Part 2 of information on your seed packets.
Right now it’s early morning, so it’s still dark outside. The wind is wiping hard enough around the garden that I can hear it quite clearly indoors. It’s cold and there are next to no leaves on the trees I can just about make out in the dark through the window. This time of year can be a bit miserable for a gardener like me who
January, however, is seed catalogue month, so I have some glorious time to spend all cosy indoors with a mug of tea, and my gardening porn (see yesterday’s conversation about seed catalogues). Yesterday we spoke about hardiness zones, about knowing how to find out what seeds and plants would grow in your area. Today we are going to decode the information on your seed packets and catalogues so we can work out exactly what seeds and plants we might want to buy.
So let’s dive in and have a look at some of my seeds and discuss a few of the terms. Some are very specific and have standards or legislation behind them (like organic or GM) and others are more open to interpretation like heirloom.
F1 or hybrid varieties
I see F1 hybrid written on quite a lot of the seeds I have bought over the years, especially on my courgettes but exactly what does that mean and is there an F2? Would F2 be better?
The easiest way to understand an F1 hybrid is to think of it like this. Imagine a plant breeder sees something really desirable in a plant, but also something they don’t like, perhaps it grows really vigorously but the flowers aren’t a great colour. In one of their other plants it doesn’t grow as vigorously but the flowers are fantastic. They could take the best plant from each, and self-pollinate (in isolation from other plants) each year and, then each year, the seed is re-sown. Eventually, every time the seed is sown the same identical plants will appear. When they do, this is known as a ‘pure line’.
If the breeder now takes the pure line of each of the two plants he originally selected and cross-pollinates the two by hand the result is known as an F1 hybrid. Plants are grown from seed produced and the result of this cross-pollination should be vigorous and have awesome flowers.
Genetically Modified (GM)
These are seeds which have been created by manipulating the genes of the plants in laboratories. GM seeds aren’t licensed for sale to amateur gardeners in the EU.
This means the seeds have been grown from plants by certified organic means without pesticides, fertilisers or herbicides and must also be packaged without being treated with fungicides.

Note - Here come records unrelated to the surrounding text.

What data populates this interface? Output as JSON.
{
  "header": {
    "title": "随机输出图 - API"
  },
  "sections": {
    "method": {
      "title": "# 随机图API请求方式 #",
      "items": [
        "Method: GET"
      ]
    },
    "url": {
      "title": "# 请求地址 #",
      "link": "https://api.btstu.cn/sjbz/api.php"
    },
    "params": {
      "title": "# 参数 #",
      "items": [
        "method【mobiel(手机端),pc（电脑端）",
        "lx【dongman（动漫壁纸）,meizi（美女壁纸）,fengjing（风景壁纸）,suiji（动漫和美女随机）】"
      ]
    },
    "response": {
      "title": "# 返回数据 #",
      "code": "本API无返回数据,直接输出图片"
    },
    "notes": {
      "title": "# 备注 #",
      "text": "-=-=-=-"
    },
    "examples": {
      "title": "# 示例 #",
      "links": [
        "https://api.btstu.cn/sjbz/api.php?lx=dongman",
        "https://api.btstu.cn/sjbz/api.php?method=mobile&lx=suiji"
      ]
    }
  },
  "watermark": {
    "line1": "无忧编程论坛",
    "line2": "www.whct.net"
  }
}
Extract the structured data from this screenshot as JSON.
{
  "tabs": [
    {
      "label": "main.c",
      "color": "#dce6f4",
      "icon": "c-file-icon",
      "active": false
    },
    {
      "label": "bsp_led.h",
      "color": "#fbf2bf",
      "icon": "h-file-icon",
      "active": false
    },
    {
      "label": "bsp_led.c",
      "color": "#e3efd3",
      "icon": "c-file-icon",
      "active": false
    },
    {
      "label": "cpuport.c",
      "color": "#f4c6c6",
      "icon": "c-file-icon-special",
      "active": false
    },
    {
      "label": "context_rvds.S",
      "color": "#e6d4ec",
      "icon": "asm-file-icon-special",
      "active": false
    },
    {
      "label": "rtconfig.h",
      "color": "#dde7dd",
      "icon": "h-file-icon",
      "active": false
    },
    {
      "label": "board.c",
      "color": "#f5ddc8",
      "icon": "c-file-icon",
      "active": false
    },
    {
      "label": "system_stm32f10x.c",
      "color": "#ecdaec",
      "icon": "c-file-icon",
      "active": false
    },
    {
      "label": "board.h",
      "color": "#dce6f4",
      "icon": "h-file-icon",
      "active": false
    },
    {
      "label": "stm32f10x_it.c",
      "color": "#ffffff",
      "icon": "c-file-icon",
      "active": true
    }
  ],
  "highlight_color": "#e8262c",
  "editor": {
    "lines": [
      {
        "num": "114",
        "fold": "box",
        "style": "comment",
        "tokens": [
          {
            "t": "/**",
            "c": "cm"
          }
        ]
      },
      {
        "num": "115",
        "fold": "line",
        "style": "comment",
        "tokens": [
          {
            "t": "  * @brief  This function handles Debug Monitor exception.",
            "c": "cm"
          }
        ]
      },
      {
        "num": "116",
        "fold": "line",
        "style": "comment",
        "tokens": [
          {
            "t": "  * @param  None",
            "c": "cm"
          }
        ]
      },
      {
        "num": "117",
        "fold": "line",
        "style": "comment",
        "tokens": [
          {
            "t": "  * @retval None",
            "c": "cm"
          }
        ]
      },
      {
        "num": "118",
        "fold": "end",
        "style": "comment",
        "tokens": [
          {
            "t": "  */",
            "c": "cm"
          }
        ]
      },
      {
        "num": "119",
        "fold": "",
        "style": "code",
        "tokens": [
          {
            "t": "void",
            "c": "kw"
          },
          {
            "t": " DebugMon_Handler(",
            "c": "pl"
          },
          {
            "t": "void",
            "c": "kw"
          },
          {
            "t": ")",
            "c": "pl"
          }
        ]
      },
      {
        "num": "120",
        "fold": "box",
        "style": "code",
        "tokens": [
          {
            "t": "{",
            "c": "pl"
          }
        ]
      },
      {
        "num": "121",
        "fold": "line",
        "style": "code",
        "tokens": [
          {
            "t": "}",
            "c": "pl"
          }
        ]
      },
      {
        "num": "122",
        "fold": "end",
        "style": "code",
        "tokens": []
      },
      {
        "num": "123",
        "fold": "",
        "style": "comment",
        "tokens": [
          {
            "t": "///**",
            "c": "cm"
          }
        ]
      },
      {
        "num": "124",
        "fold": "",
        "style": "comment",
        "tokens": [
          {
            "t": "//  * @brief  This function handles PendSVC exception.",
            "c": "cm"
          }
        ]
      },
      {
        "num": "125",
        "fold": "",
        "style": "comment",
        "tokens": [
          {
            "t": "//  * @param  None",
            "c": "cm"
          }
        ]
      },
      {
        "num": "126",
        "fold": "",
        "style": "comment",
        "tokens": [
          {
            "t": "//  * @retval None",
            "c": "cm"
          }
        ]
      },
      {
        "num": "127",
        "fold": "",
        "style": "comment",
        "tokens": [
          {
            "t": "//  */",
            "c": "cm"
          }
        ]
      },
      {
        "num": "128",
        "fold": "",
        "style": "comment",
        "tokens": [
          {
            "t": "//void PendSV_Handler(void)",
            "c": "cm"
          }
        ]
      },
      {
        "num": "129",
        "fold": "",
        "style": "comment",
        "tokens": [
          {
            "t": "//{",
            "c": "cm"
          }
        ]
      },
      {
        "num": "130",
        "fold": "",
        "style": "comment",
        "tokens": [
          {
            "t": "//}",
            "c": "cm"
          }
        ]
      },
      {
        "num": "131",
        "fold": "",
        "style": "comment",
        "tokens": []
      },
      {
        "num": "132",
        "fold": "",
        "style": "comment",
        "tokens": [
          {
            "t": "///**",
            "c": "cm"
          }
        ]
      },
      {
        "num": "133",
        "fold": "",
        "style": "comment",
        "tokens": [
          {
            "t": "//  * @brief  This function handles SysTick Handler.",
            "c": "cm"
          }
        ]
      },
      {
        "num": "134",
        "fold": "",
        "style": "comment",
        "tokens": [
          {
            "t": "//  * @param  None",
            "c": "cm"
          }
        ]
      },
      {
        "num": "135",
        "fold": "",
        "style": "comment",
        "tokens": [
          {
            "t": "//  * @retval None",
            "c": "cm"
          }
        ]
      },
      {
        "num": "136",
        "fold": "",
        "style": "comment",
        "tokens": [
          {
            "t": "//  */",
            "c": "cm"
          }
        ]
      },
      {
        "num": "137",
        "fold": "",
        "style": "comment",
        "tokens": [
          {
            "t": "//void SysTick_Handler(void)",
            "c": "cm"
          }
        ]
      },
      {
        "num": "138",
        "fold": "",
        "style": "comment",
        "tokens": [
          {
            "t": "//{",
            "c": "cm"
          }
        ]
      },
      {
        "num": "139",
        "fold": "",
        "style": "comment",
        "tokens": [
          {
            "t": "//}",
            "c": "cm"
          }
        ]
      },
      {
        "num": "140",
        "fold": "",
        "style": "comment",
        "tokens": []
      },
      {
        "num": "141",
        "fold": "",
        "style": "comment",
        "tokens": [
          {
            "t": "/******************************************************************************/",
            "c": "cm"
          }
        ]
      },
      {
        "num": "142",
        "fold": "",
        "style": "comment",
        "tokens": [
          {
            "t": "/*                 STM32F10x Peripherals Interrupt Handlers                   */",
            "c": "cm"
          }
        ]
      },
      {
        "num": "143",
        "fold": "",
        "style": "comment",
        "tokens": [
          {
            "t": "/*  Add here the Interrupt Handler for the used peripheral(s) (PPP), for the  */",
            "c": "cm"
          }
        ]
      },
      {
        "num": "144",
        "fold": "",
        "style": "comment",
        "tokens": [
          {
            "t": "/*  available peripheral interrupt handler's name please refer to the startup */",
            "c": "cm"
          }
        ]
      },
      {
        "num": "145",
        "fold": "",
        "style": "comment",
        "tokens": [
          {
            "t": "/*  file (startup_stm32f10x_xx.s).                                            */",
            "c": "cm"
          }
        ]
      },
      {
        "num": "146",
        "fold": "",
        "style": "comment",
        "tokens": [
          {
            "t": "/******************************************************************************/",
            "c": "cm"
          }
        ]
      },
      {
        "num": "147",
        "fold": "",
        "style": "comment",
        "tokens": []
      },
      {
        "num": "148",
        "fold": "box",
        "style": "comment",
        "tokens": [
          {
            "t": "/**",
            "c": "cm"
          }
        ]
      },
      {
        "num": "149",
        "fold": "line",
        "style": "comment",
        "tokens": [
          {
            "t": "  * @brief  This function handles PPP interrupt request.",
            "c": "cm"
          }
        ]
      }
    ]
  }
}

Annual, Biennial or Perennial
Annual plants grow, set seed, and die in a single season. Biennials take two seasons to set seed. Perennials, however, live year after year.
Determinate and Indeterminate
This is something I see a lot as I grow tomatoes and this relates specifically to them.
Determinate tomatoes (which you may also see labelled as patio or bush tomatoes) reach a certain height and then stop growing.
Indeterminate tomatoes keep growing and can get very tall, it’s not uncommon for these plants to reach over 10 feet in height, so they require sturdy support or regular pruning to tame the vines. You will also hear these
Heirloom and open
An heirloom variety is just an open pollinated variety which has a lineage that can be reliably traced back for a number of generations; it is a case of historical record rather than any difference in the genetics.
Open Pollinated or F1?
Theoretically, open-pollinated varieties are more genetically diverse so will thrive in a wider range of growing conditions and will, over the years, become more suited to growing in your garden. Flavour in open-pollinated varieties can also be better because F1 varieties tend to be grown for commercial growers where traits like uniform ripening and long shelf life may be chosen over taste. Not always but it’s something to consider.
F1 seeds, however, may be a better choice for disease resistance. For me, the conditions in Scotland are damp and cold so I see mildews and mosaic. F1 varieties allow me to choose plants which are resistant to this.
Sow and Grow
You will also find some useful info on the back of your seed packets about when to sow your seeds and if they should be started off indoors before planting out. This is a rough guide, it’s good to think about this in terms of the weather in your area. For example, living in Scotland, I know we tend to be a bout a month behind other areas of the UK before I can get seeds germinating outdoors.
OK so you are now armed with some information on the various things you’ll read, time to get the kettle on and go look at some seed catalogues.